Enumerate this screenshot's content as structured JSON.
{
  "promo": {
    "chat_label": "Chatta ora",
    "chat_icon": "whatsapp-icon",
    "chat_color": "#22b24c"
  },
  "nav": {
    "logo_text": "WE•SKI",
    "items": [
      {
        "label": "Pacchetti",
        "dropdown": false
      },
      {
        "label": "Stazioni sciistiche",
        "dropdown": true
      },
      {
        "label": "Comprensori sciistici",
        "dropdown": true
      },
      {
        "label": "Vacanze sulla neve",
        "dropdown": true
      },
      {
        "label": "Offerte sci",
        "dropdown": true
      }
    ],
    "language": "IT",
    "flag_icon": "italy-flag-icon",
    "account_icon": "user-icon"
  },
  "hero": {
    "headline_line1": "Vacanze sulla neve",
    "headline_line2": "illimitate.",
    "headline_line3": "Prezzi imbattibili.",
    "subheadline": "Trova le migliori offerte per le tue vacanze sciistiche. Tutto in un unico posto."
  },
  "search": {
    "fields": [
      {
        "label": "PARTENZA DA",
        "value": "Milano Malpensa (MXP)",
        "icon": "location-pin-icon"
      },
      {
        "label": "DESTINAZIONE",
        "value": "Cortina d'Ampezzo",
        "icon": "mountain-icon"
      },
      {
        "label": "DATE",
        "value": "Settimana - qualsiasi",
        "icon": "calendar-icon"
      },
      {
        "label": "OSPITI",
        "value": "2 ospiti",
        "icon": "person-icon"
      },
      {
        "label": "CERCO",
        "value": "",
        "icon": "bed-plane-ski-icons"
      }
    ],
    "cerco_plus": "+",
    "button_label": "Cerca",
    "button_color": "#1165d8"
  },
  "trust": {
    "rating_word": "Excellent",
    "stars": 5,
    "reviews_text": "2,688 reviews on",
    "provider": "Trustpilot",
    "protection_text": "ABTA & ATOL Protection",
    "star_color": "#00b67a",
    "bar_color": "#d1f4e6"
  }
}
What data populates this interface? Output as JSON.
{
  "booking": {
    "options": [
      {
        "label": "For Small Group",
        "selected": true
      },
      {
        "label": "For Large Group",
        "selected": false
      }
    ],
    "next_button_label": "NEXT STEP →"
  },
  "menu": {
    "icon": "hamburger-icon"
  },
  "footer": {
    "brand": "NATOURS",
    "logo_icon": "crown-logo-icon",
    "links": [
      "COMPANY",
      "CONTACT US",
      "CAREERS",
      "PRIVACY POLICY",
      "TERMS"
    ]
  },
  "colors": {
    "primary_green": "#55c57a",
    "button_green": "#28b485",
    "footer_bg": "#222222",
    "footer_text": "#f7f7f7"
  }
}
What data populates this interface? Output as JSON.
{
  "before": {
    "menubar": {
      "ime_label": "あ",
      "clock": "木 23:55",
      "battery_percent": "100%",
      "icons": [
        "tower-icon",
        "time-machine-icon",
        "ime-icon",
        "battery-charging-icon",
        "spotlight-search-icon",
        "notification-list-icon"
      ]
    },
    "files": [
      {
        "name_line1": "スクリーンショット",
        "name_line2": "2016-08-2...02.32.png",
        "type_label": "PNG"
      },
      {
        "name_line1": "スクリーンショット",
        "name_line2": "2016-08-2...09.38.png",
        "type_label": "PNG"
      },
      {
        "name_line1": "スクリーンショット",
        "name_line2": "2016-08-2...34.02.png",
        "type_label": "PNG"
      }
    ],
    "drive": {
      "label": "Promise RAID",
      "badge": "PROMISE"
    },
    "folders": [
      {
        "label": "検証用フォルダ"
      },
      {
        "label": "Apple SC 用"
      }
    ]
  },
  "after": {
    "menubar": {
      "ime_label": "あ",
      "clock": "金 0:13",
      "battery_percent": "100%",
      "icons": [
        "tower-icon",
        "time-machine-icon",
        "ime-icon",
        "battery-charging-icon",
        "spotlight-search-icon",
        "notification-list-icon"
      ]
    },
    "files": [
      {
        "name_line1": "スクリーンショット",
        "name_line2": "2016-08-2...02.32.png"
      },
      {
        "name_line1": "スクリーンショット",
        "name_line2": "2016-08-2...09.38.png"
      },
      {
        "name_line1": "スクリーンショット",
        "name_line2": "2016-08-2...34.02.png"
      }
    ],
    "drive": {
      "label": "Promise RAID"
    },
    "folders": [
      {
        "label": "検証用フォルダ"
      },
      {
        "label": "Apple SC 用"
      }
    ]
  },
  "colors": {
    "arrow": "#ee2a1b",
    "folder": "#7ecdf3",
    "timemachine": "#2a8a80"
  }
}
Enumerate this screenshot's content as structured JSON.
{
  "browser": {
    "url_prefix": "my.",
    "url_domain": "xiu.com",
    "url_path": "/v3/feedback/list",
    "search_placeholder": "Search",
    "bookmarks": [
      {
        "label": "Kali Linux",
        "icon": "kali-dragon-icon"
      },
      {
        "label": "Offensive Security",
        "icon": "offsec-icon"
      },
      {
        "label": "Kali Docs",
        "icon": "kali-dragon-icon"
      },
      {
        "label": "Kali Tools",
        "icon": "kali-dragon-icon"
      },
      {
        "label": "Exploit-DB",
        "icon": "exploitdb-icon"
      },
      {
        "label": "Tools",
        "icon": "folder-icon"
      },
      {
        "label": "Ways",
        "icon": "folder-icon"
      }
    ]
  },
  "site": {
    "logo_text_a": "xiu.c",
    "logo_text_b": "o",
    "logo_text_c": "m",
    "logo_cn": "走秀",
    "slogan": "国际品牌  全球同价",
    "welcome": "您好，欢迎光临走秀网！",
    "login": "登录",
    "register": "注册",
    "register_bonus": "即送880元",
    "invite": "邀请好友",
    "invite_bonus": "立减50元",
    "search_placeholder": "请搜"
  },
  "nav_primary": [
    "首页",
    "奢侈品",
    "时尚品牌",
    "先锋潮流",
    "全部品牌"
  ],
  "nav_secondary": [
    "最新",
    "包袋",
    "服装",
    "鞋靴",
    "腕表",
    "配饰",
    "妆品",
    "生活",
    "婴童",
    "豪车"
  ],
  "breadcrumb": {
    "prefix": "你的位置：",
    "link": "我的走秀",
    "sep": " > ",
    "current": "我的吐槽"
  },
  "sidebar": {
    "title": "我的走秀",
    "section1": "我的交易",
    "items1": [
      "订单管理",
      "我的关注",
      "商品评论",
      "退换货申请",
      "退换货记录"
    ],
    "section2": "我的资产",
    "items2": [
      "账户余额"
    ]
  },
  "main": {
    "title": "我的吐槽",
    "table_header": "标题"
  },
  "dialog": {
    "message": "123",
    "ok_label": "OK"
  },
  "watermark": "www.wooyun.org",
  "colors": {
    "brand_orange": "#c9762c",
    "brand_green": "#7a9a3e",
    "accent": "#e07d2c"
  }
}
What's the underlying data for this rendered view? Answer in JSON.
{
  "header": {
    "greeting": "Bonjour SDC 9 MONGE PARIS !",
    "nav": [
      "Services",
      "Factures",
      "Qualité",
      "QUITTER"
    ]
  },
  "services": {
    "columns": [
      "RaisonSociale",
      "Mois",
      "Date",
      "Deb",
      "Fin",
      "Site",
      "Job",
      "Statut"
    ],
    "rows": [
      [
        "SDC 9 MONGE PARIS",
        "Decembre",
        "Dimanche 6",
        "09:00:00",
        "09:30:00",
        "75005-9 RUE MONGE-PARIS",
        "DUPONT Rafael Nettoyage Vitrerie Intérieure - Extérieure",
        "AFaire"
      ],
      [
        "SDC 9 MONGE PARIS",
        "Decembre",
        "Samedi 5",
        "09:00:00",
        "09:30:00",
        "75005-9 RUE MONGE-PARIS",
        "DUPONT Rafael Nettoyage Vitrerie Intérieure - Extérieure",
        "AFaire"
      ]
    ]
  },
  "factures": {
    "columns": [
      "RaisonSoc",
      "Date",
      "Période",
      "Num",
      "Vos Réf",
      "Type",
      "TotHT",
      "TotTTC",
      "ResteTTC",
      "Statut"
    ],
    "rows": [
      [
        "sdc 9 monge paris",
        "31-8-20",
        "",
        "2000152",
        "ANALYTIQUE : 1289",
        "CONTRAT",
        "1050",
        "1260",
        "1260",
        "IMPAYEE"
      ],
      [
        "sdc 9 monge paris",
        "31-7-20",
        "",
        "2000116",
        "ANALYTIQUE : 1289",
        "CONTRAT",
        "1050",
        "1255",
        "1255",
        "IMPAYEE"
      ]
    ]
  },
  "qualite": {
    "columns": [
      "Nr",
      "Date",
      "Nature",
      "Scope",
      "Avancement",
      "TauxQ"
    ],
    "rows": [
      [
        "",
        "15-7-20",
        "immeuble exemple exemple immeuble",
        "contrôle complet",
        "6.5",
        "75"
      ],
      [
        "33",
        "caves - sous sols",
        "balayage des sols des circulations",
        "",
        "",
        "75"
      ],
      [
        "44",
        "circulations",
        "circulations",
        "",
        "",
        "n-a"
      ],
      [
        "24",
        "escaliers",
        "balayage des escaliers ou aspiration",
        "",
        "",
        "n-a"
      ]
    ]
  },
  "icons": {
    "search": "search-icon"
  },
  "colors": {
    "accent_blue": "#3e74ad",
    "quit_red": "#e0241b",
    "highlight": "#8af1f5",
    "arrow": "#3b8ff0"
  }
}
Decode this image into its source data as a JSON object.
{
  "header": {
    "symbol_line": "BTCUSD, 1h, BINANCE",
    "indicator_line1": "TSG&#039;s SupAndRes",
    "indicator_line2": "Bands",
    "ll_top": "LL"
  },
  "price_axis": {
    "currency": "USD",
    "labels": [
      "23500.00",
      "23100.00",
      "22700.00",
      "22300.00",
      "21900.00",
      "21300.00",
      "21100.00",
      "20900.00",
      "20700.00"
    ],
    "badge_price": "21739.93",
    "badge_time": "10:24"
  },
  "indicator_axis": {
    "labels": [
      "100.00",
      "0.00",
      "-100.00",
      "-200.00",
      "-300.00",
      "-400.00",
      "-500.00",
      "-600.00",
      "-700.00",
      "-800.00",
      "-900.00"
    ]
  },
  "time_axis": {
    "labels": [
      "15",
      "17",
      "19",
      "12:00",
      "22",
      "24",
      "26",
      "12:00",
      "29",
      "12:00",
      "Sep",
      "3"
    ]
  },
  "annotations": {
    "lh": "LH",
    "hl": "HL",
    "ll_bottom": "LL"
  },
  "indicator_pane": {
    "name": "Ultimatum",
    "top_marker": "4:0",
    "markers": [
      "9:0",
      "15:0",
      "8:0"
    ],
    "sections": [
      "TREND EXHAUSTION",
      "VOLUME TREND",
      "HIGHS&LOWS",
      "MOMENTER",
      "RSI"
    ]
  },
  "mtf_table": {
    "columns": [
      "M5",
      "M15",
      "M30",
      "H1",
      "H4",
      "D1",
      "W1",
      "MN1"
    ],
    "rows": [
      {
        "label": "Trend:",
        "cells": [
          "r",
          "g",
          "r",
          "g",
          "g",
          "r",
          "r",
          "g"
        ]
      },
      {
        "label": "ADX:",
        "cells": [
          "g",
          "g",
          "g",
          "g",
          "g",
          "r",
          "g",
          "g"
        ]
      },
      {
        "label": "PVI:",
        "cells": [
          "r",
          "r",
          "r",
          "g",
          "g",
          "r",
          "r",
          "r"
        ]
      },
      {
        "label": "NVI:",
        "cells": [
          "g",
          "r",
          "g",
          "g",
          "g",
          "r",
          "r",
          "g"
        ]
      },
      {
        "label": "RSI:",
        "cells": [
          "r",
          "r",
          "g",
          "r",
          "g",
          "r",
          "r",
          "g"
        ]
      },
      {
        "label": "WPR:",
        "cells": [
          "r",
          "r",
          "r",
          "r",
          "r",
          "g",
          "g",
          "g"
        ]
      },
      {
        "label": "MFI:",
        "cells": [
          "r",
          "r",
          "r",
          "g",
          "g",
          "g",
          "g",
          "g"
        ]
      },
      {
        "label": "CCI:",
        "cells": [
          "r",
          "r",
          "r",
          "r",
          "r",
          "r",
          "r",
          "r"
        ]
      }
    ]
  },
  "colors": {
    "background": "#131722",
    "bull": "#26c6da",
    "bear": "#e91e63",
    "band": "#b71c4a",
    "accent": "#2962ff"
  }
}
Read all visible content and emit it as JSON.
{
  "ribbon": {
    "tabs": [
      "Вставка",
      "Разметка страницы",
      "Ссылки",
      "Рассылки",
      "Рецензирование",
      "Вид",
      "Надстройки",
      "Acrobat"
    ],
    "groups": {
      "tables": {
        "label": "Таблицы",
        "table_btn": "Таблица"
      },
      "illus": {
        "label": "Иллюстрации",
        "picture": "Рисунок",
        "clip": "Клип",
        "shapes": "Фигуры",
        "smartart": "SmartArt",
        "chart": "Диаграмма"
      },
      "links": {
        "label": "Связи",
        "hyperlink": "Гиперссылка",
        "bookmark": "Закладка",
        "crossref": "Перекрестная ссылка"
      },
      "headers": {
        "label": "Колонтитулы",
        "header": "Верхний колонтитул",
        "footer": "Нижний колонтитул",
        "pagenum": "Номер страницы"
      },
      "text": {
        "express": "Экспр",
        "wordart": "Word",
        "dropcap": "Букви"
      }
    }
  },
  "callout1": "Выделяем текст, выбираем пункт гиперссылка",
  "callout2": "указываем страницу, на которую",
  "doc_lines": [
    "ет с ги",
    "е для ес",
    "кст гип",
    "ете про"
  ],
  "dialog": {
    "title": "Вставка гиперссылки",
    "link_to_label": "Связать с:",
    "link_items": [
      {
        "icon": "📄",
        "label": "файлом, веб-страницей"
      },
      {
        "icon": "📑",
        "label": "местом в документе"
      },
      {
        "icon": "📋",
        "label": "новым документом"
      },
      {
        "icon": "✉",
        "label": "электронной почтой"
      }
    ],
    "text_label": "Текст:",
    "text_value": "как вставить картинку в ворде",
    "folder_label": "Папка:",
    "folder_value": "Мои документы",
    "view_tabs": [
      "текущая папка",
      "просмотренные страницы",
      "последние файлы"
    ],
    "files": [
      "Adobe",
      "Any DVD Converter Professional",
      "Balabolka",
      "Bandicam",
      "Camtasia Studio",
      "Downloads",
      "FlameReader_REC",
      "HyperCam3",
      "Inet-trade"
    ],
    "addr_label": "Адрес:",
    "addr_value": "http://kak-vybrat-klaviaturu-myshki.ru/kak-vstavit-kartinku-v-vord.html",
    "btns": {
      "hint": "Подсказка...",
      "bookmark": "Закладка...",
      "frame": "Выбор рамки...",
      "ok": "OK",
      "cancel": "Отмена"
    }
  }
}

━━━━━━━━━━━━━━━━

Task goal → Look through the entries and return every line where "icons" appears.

Solved exercise →
        "icon": "bed-plane-ski-icons"
      "icons": [
      "icons": [
  "icons": {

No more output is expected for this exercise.